■ **Aim of the exercise**
Answer with a number only, stating how many lines of the records hold the word "yahoo".

◆ ◆ ◆

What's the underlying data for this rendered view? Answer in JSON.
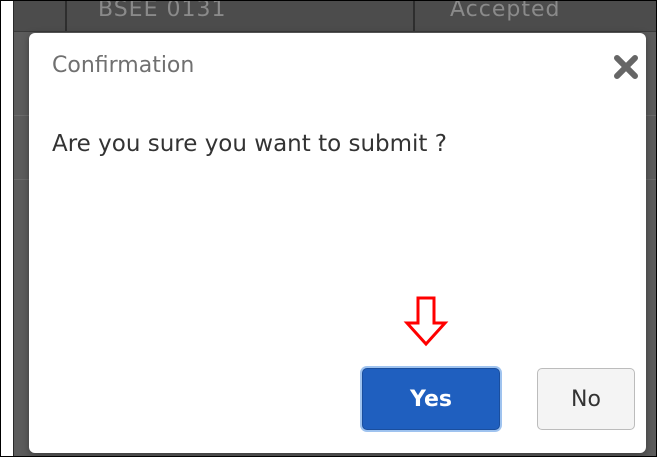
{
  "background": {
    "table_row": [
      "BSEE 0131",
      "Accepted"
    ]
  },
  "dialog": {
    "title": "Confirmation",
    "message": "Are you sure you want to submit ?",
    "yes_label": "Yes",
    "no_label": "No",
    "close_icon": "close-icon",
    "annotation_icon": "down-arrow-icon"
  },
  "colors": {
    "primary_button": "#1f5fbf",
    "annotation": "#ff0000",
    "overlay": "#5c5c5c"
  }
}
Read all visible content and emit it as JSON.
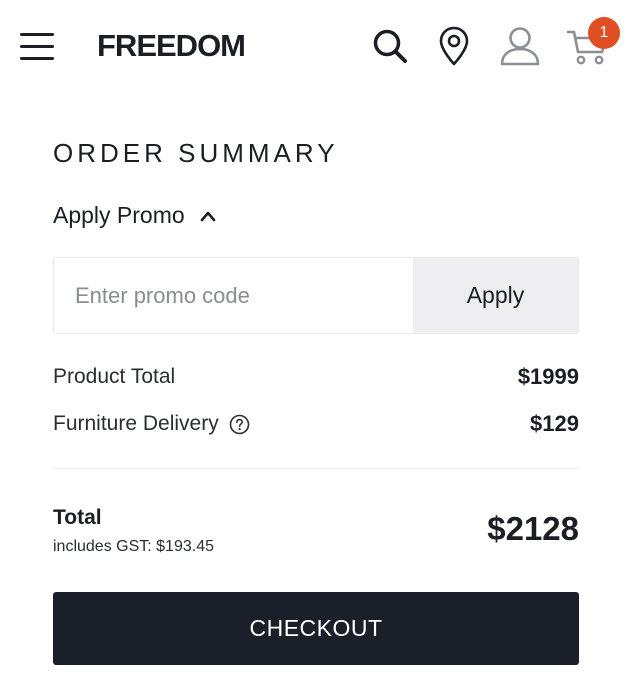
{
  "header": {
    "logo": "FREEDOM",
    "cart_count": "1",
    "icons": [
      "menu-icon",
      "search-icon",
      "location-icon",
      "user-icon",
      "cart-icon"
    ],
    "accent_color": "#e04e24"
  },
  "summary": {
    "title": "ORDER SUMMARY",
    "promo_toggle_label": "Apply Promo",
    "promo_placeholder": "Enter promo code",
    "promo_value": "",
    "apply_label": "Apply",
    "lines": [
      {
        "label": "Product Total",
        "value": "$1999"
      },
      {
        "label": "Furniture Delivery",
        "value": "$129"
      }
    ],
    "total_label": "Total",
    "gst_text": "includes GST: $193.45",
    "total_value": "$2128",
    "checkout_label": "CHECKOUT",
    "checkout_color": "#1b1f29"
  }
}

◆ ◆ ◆

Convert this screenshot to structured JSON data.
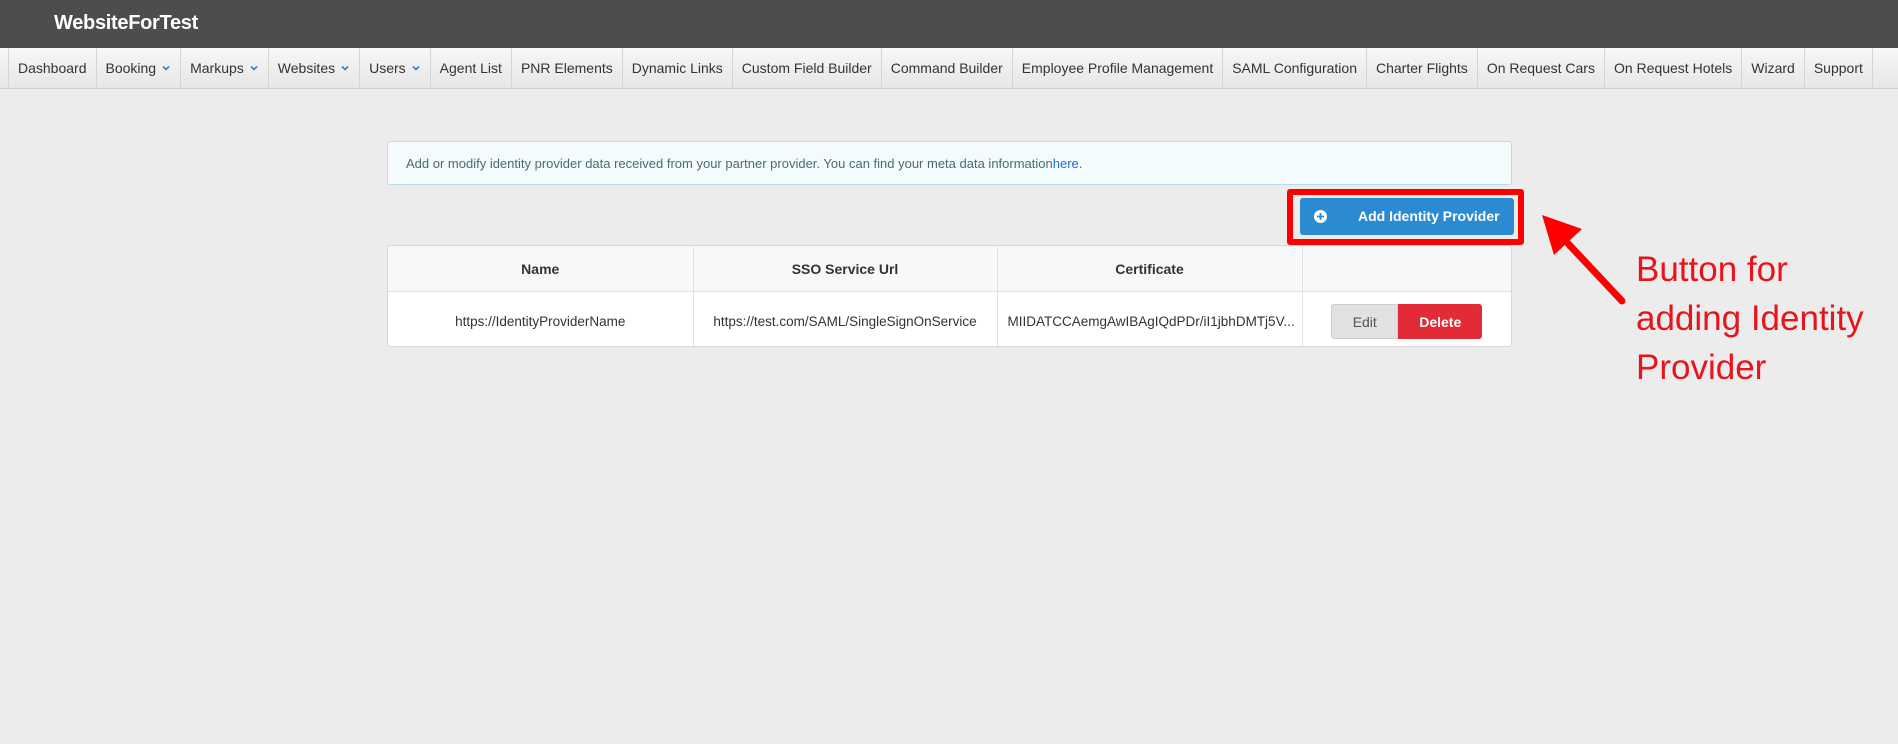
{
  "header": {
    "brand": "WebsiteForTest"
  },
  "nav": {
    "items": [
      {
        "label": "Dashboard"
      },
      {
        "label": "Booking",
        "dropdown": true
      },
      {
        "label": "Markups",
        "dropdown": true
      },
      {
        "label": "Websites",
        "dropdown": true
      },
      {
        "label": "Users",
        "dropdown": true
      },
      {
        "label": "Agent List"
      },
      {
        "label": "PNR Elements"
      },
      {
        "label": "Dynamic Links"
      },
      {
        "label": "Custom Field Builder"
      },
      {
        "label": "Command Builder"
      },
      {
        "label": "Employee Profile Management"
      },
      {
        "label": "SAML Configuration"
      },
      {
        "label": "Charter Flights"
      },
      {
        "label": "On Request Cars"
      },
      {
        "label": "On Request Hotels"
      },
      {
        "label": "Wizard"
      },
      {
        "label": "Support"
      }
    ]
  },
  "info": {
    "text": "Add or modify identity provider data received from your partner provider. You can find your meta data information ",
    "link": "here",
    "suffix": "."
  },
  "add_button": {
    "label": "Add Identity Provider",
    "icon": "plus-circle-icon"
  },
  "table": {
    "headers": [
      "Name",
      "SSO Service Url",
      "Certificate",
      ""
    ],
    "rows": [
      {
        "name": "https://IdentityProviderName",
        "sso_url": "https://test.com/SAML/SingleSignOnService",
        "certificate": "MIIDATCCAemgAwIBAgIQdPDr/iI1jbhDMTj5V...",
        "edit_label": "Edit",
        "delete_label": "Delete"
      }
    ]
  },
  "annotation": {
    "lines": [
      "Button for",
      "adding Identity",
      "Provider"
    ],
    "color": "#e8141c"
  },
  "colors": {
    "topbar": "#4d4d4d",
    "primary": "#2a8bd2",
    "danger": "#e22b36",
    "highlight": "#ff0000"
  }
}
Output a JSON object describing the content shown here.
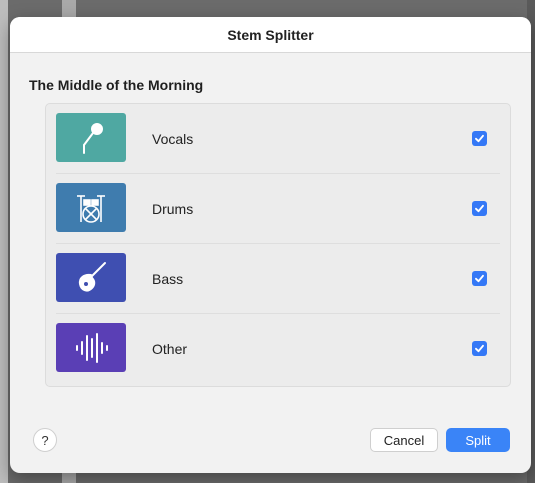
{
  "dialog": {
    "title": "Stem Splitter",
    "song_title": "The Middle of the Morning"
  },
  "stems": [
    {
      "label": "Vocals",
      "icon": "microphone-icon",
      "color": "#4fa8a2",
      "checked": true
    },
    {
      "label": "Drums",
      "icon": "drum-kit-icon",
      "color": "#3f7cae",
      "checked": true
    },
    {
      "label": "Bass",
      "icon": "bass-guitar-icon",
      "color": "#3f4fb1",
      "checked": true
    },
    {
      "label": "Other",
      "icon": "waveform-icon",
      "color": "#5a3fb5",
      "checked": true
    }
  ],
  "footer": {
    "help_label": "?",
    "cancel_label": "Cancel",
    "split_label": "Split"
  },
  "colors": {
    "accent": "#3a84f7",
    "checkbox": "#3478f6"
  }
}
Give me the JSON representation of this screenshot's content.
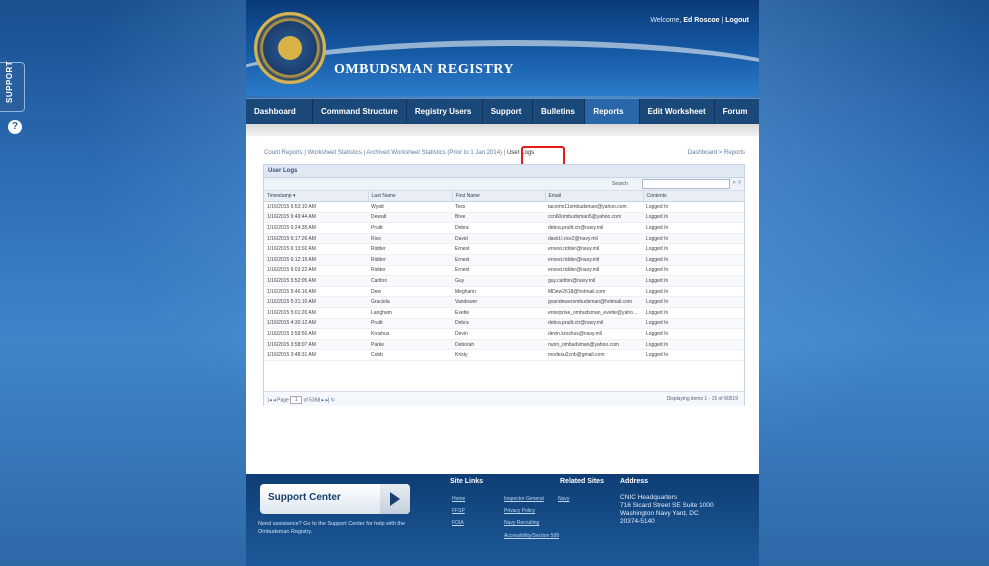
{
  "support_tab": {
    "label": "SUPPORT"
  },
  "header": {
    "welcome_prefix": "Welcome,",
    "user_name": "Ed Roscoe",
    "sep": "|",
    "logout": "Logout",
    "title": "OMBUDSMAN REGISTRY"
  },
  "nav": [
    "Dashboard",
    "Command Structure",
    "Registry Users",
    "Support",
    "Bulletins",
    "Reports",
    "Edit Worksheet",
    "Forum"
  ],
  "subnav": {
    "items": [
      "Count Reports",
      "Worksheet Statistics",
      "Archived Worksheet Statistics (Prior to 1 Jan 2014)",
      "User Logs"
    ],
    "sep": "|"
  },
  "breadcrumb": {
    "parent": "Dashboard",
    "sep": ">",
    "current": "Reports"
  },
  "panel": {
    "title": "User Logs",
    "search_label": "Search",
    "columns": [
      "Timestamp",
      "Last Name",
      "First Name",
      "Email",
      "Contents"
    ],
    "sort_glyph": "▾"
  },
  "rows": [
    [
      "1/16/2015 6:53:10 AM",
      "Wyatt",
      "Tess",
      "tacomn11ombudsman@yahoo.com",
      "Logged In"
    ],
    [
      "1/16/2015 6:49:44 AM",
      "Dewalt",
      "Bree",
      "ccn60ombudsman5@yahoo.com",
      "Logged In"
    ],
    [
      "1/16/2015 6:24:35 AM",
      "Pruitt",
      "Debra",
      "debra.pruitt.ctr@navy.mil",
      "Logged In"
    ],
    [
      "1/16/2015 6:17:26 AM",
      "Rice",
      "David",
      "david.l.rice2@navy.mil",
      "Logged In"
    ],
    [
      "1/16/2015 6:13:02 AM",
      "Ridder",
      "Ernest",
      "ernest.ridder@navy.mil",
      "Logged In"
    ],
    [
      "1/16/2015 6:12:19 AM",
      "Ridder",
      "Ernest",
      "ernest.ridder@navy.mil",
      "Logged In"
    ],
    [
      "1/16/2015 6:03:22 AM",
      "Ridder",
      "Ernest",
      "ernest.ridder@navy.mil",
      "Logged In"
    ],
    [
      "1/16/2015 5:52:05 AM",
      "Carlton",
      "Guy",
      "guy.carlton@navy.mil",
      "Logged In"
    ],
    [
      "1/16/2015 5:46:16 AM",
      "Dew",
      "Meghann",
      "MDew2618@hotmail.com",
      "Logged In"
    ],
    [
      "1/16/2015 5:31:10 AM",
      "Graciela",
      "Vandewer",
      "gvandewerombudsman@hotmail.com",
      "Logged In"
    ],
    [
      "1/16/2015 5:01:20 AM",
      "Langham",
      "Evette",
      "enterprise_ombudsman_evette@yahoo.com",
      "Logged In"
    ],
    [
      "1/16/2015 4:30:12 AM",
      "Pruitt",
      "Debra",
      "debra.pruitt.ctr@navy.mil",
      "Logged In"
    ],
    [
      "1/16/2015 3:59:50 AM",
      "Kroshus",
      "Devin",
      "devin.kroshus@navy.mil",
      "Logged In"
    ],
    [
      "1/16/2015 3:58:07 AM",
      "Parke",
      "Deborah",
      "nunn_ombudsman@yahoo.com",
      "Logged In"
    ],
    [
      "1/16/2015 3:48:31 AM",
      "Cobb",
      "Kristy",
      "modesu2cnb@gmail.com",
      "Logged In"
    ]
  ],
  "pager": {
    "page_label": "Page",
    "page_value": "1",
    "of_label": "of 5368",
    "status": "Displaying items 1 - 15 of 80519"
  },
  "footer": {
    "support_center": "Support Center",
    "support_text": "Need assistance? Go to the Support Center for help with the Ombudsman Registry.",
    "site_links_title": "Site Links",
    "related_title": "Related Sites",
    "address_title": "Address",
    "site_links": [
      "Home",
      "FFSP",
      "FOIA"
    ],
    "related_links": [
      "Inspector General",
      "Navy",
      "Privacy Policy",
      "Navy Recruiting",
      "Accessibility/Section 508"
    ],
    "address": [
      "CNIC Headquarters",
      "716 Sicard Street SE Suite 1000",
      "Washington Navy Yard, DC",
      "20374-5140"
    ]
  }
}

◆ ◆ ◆

■ **The answer**
4